**What the task asks:** Pick out and copy every line below that has the word "index".
+++ Input +++
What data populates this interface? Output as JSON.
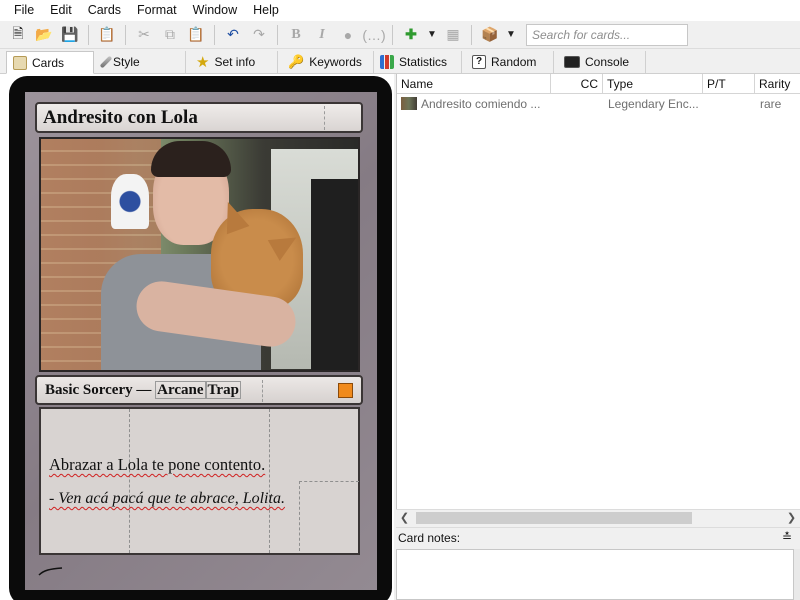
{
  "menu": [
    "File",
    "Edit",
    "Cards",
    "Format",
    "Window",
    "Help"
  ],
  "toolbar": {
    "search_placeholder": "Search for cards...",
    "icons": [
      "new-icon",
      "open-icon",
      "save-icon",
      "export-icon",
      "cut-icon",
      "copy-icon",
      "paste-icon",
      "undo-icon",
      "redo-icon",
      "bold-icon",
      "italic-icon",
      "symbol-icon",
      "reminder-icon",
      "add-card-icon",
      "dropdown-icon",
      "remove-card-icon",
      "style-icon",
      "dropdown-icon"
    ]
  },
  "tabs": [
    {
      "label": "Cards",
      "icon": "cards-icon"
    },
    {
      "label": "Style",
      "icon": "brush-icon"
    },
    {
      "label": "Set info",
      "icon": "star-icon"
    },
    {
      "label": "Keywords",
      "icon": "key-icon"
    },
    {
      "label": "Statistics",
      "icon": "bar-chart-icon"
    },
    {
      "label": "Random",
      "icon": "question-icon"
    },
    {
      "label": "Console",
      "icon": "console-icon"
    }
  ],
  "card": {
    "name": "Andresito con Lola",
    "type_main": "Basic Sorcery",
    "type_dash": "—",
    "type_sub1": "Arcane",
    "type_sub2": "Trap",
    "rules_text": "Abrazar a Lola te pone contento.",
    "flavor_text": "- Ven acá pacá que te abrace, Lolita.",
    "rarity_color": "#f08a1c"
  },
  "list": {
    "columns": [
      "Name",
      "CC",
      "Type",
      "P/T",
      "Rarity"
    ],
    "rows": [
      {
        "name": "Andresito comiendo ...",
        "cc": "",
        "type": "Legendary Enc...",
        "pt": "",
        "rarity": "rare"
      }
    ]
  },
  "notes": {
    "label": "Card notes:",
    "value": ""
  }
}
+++
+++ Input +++
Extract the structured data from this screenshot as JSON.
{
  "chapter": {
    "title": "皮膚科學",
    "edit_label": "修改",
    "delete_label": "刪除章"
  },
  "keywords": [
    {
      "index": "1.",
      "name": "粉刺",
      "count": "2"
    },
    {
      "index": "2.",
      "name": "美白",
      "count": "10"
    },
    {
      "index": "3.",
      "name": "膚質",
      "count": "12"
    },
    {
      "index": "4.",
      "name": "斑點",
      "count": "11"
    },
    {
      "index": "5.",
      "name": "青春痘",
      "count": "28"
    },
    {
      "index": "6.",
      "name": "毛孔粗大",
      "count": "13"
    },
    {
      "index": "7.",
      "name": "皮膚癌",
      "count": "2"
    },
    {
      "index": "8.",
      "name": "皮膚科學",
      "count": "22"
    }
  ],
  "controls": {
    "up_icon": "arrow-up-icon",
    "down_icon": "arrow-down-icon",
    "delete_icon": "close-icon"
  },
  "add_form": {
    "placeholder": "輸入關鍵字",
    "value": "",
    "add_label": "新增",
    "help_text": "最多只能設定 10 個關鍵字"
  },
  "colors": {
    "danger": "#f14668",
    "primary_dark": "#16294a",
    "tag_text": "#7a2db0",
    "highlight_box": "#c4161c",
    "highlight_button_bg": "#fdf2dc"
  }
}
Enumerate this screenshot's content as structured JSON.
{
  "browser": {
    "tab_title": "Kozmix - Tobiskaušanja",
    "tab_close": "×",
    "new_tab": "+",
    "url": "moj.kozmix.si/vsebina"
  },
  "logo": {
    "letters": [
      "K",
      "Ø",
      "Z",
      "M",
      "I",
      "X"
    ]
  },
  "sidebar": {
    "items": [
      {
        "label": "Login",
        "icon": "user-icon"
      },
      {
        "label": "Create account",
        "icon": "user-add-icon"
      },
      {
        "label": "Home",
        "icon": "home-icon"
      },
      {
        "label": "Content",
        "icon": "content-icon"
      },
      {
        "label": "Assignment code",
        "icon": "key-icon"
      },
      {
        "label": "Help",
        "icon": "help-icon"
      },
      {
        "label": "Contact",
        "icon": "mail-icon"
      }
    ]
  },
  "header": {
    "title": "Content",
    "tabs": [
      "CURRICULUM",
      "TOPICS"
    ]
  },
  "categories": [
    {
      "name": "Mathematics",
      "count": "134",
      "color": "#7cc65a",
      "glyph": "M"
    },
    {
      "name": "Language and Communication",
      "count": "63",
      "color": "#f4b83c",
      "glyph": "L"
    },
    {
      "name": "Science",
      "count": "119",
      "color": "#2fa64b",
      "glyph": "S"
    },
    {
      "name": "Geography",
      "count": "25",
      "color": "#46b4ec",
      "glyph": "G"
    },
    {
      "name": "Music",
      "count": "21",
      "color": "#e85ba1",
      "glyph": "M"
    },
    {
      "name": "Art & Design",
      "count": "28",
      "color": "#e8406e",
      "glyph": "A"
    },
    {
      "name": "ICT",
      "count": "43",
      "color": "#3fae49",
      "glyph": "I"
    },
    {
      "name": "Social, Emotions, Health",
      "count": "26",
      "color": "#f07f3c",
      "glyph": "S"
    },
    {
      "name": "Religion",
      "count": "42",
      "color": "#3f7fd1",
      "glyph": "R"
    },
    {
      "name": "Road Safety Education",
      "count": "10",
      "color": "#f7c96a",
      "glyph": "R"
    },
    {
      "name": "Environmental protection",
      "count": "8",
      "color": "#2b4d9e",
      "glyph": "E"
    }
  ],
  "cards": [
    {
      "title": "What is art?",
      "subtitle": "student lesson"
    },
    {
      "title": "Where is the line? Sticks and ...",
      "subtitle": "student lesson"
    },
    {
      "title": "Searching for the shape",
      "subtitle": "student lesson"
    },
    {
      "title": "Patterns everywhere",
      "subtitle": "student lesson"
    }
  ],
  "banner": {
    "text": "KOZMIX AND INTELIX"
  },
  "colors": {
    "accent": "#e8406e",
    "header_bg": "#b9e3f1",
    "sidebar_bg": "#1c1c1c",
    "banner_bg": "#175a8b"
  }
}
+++
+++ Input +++
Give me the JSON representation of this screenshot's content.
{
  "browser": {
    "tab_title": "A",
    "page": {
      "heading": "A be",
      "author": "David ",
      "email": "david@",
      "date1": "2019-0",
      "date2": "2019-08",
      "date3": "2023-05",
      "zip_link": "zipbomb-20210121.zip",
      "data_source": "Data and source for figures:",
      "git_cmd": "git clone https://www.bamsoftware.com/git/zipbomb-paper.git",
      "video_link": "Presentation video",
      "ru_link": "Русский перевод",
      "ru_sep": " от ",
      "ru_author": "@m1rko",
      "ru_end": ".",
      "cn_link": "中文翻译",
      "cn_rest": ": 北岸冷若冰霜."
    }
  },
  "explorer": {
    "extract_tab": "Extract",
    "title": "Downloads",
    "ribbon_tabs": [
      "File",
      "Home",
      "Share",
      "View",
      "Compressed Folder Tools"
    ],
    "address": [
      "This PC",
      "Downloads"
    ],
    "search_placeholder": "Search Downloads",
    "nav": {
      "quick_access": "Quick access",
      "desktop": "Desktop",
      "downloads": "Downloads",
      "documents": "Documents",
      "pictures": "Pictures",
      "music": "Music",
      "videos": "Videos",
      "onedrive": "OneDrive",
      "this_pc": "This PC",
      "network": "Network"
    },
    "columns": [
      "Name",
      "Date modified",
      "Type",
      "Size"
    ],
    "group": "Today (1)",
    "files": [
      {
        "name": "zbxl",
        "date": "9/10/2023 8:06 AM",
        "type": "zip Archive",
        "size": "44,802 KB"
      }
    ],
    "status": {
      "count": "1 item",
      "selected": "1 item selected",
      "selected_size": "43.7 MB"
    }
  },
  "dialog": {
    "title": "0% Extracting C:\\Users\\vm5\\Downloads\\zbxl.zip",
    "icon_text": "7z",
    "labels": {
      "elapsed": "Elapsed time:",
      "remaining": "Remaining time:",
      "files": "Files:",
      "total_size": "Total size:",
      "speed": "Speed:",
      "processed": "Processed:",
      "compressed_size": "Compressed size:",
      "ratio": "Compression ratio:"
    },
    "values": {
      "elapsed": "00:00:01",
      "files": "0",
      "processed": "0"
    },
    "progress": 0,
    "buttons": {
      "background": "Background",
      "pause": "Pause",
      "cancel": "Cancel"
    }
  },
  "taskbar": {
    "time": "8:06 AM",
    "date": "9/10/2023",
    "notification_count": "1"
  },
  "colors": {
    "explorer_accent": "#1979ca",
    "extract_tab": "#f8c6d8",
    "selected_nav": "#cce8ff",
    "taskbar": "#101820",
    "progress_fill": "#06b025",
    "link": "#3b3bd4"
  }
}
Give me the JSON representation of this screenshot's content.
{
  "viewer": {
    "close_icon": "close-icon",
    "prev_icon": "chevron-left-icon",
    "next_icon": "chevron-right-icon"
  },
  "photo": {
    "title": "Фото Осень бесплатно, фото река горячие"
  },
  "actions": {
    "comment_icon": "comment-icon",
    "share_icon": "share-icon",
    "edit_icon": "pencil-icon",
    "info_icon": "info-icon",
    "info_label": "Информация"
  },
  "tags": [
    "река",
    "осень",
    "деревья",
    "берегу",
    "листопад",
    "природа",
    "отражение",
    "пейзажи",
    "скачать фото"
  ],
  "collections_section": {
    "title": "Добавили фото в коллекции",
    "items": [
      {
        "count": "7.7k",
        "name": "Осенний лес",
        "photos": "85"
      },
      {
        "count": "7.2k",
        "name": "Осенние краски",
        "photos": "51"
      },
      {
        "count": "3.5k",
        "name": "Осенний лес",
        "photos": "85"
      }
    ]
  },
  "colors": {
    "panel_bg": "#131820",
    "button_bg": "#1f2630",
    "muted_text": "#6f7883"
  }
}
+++
**Output of the task:**
      "index": "1.",
      "index": "2.",
      "index": "3.",
      "index": "4.",
      "index": "5.",
      "index": "6.",
      "index": "7.",
      "index": "8.",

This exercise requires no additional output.